Clay Clark, biology professor and chair, has about 15-20 guitars filling his closets and home. He’s built most of them himself, and he thinks he has room for more.
When he isn’t performing his academic and administrative duties, Clark invests a majority of his time building cigar box guitars, performing at venues and busking, or street performing.
Six years ago, Clark was looking for a hobby, so he bought a cigar box guitar, deconstructed it and thought the reverse might be fun.
Clark has played guitar for as long as he can remember, and growing up in southern Georgia, he was surrounded by old school country and western music. His connection with that music led him to play the blues, which was part of a movement synonymous with cigar box guitars, he said.
Clark said building cigar box guitars is fun, and he likes the unique sound of the guitar because they’re made with three strings, so they have a thinner sound compared to a six-string guitar.
“It’s surprising how much different music you can make with just three chords,” he said.
Although Clark has about 30 guitars in his house, he said he never has enough guitars. His wife, while supportive, wasn’t happy about the increasing stock, he said.
Clark said he reached a balance when he started selling his guitars on Etsy and Reverb, and when he stopped telling his wife where he puts the guitars.
When building a guitar, he makes prototypes to see if his ideas work, and if they do, he’ll incorporate them into other guitars, Clark said.
Since Clark plays guitar, he has high standards for his builds, so if it satisfies him, it can satisfy most, he said.
Clark buys the cigar boxes from a smoke shop, finds wood for the neck of the guitar, and then he takes it to a workshop at his house, he said.
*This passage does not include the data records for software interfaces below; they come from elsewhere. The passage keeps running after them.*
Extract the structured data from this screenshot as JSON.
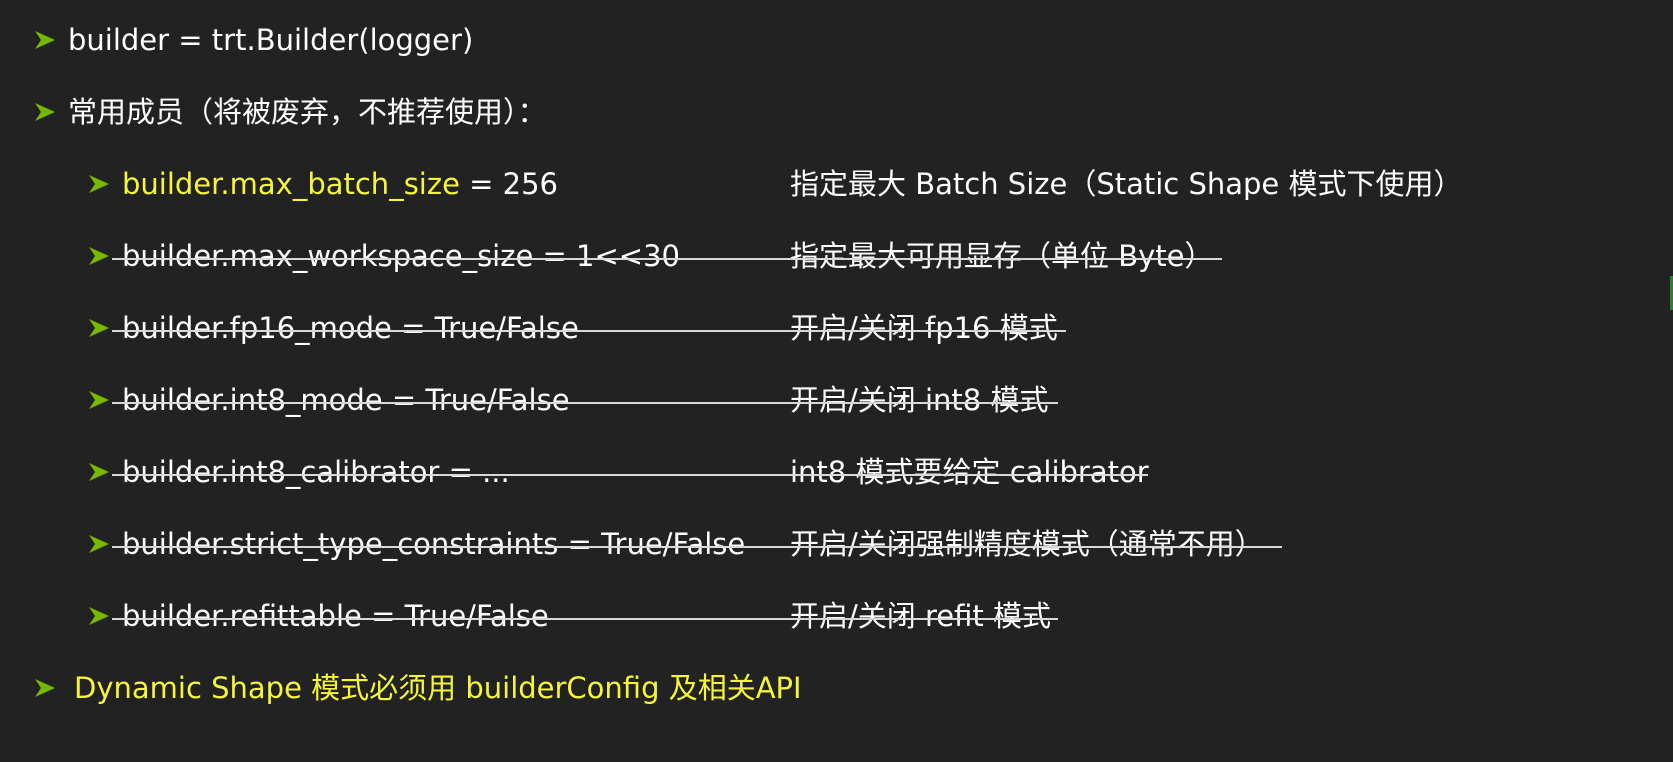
{
  "colors": {
    "background": "#222222",
    "bullet": "#76b900",
    "highlight": "#f5f53a",
    "text": "#ffffff",
    "strike": "#d8d8d8"
  },
  "bullet_icon": "arrow-bullet-icon",
  "items": [
    {
      "main": "builder = trt.Builder(logger)"
    },
    {
      "main": "常用成员（将被废弃，不推荐使用）："
    }
  ],
  "members": [
    {
      "code": "builder.max_batch_size",
      "value": " = 256",
      "desc": "指定最大 Batch Size（Static Shape 模式下使用）",
      "deprecated": false
    },
    {
      "code": "builder.max_workspace_size = 1<<30",
      "desc": "指定最大可用显存（单位 Byte）",
      "deprecated": true
    },
    {
      "code": "builder.fp16_mode = True/False",
      "desc": "开启/关闭 fp16 模式",
      "deprecated": true
    },
    {
      "code": "builder.int8_mode = True/False",
      "desc": "开启/关闭 int8 模式",
      "deprecated": true
    },
    {
      "code": "builder.int8_calibrator = ...",
      "desc": "int8 模式要给定 calibrator",
      "deprecated": true
    },
    {
      "code": "builder.strict_type_constraints  = True/False",
      "desc": "开启/关闭强制精度模式（通常不用）",
      "deprecated": true
    },
    {
      "code": "builder.refittable = True/False",
      "desc": "开启/关闭 refit 模式",
      "deprecated": true
    }
  ],
  "footer": {
    "text": "Dynamic Shape 模式必须用 builderConfig 及相关API"
  }
}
“Every box is different, which means that every build is different, every build has a different challenge,” he said.
The electronics are the hardest part in building the guitars, since he’s trying to fit a lot of wires and pickups — a magnet wrapped in copper wiring that amplifies the sounds of the strings — in the box, Clark said.
It’s also a challenge to balance the guitar because of how light the boxes are, so he has to put a weight in the box, he said.
Chuck Moore, Arlington resident and Clark’s busking partner, said Clark has a physical connection with the music he plays because he builds guitars.
Clark has always been driven when it comes to playing, and he’s very precise in his performances, Moore said.
“I think that's his mentality because he's a scientist, he attacks everything very precisely,” he said.
Clark has also performed in open mics and live streams with his son Addison Clark, a computer engineering graduate student.
They get together once a week and perform Black Sabbath songs with Addison Clark on the bass and Clay Clark on the guitar.
“[Music] is a really big part of both of our lives,” Addison Clark said.
He said he and his dad both have quiet natures, but playing and listening to music gave them something to do together.
Since Clay Clark works at a university, he’s always learning something new, and music is no different, he said. It’s a growth experience, and he’s never too old to learn something new.
“You put in all this effort to learn something, and then you see how well the product turns out in the end, [it] just makes it even better,” he said.